● **TASK DIRECTIONS**
Each record must be repeated exactly. None may be dropped.
Start of SUPPLIED MATERIAL
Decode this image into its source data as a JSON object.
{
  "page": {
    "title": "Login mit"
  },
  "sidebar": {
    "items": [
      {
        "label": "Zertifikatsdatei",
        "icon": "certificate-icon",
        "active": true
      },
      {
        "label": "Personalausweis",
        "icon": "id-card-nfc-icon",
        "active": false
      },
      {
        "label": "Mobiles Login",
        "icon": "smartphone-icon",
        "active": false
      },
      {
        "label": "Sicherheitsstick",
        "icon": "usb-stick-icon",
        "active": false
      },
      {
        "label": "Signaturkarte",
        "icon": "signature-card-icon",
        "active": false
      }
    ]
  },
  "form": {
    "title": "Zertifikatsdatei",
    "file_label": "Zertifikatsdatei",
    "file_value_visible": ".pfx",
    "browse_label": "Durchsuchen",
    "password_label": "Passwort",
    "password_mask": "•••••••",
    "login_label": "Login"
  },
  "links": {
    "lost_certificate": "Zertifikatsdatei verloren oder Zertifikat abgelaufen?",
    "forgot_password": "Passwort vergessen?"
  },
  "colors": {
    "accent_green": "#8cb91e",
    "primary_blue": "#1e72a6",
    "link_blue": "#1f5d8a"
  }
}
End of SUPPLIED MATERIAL
● **ANSWER TO THIS TASK**
Decode this image into its source data as a JSON object.
{
  "page": {
    "title": "Login mit"
  },
  "sidebar": {
    "items": [
      {
        "label": "Zertifikatsdatei",
        "icon": "certificate-icon",
        "active": true
      },
      {
        "label": "Personalausweis",
        "icon": "id-card-nfc-icon",
        "active": false
      },
      {
        "label": "Mobiles Login",
        "icon": "smartphone-icon",
        "active": false
      },
      {
        "label": "Sicherheitsstick",
        "icon": "usb-stick-icon",
        "active": false
      },
      {
        "label": "Signaturkarte",
        "icon": "signature-card-icon",
        "active": false
      }
    ]
  },
  "form": {
    "title": "Zertifikatsdatei",
    "file_label": "Zertifikatsdatei",
    "file_value_visible": ".pfx",
    "browse_label": "Durchsuchen",
    "password_label": "Passwort",
    "password_mask": "•••••••",
    "login_label": "Login"
  },
  "links": {
    "lost_certificate": "Zertifikatsdatei verloren oder Zertifikat abgelaufen?",
    "forgot_password": "Passwort vergessen?"
  },
  "colors": {
    "accent_green": "#8cb91e",
    "primary_blue": "#1e72a6",
    "link_blue": "#1f5d8a"
  }
}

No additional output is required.